[Start of Attachment]

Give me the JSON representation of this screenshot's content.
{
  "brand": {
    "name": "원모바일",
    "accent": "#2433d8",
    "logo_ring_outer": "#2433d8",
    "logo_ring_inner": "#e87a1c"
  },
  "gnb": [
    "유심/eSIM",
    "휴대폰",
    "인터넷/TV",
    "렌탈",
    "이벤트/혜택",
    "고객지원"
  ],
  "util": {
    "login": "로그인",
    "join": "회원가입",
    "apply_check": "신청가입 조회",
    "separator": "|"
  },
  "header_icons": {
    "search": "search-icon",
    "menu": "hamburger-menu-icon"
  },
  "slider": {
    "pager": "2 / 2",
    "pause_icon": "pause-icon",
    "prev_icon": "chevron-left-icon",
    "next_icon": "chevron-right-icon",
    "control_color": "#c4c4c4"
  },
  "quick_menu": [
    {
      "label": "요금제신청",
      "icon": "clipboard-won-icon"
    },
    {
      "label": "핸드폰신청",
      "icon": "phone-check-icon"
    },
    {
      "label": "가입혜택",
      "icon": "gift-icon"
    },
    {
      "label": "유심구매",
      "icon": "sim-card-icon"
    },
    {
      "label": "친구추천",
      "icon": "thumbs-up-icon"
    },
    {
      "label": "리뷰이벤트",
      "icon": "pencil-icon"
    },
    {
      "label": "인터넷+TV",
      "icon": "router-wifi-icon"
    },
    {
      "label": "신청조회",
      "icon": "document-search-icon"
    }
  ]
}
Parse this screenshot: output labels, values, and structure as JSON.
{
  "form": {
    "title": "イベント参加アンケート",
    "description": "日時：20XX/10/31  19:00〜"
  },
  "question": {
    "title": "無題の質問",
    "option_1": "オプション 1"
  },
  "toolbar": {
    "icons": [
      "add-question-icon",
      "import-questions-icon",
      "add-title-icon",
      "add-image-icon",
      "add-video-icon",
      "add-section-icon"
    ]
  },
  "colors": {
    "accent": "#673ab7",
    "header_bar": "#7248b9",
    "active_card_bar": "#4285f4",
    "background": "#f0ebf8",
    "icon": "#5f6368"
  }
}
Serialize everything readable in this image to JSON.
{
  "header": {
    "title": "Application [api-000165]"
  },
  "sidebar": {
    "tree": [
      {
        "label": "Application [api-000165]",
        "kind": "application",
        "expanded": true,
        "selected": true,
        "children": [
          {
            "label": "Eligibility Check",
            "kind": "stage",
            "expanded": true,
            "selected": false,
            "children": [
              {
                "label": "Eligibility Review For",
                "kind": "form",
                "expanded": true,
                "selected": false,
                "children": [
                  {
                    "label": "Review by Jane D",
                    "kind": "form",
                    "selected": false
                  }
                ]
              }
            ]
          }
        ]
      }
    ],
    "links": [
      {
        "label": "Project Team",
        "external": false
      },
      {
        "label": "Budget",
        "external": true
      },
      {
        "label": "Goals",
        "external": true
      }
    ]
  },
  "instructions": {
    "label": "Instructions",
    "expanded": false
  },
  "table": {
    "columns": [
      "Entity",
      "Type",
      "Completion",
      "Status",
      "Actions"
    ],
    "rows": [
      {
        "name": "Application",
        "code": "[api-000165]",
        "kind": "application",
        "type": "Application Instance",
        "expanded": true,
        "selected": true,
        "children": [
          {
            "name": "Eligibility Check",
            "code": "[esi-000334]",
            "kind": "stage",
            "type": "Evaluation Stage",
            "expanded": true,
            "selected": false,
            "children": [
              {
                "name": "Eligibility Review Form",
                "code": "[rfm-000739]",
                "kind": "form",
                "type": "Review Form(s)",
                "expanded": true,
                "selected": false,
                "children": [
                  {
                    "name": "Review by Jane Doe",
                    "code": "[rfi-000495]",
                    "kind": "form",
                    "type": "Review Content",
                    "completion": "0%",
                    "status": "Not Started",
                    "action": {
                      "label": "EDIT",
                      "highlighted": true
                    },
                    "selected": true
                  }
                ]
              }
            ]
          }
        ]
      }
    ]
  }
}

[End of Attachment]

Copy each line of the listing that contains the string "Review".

§ **Exercise response**
                "label": "Eligibility Review For",
                    "label": "Review by Jane D",
                "name": "Eligibility Review Form",
                "type": "Review Form(s)",
                    "name": "Review by Jane Doe",
                    "type": "Review Content",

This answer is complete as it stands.